Provided data –
——

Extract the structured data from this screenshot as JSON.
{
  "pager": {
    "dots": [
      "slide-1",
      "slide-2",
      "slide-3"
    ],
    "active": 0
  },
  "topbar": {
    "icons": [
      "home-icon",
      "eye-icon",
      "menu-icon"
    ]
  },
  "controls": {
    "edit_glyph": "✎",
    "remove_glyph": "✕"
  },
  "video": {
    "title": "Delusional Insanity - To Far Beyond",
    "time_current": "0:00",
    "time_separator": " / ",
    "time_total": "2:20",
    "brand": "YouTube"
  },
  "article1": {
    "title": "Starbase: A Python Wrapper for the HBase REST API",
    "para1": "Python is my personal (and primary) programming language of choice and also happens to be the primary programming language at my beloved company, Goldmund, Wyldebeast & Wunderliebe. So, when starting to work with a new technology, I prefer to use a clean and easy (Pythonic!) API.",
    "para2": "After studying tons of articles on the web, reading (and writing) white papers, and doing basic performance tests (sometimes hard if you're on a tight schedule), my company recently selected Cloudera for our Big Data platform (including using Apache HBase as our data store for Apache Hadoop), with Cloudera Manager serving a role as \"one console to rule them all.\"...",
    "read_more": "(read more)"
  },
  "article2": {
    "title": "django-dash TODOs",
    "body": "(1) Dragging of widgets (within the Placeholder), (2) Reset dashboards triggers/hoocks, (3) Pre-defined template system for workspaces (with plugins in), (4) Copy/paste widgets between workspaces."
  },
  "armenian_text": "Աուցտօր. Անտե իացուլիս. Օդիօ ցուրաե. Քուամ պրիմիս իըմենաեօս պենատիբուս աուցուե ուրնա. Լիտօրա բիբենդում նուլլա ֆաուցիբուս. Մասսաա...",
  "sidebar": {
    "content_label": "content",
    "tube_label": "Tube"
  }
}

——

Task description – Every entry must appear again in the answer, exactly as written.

Solution to this task –
Extract the structured data from this screenshot as JSON.
{
  "pager": {
    "dots": [
      "slide-1",
      "slide-2",
      "slide-3"
    ],
    "active": 0
  },
  "topbar": {
    "icons": [
      "home-icon",
      "eye-icon",
      "menu-icon"
    ]
  },
  "controls": {
    "edit_glyph": "✎",
    "remove_glyph": "✕"
  },
  "video": {
    "title": "Delusional Insanity - To Far Beyond",
    "time_current": "0:00",
    "time_separator": " / ",
    "time_total": "2:20",
    "brand": "YouTube"
  },
  "article1": {
    "title": "Starbase: A Python Wrapper for the HBase REST API",
    "para1": "Python is my personal (and primary) programming language of choice and also happens to be the primary programming language at my beloved company, Goldmund, Wyldebeast & Wunderliebe. So, when starting to work with a new technology, I prefer to use a clean and easy (Pythonic!) API.",
    "para2": "After studying tons of articles on the web, reading (and writing) white papers, and doing basic performance tests (sometimes hard if you're on a tight schedule), my company recently selected Cloudera for our Big Data platform (including using Apache HBase as our data store for Apache Hadoop), with Cloudera Manager serving a role as \"one console to rule them all.\"...",
    "read_more": "(read more)"
  },
  "article2": {
    "title": "django-dash TODOs",
    "body": "(1) Dragging of widgets (within the Placeholder), (2) Reset dashboards triggers/hoocks, (3) Pre-defined template system for workspaces (with plugins in), (4) Copy/paste widgets between workspaces."
  },
  "armenian_text": "Աուցտօր. Անտե իացուլիս. Օդիօ ցուրաե. Քուամ պրիմիս իըմենաեօս պենատիբուս աուցուե ուրնա. Լիտօրա բիբենդում նուլլա ֆաուցիբուս. Մասսաա...",
  "sidebar": {
    "content_label": "content",
    "tube_label": "Tube"
  }
}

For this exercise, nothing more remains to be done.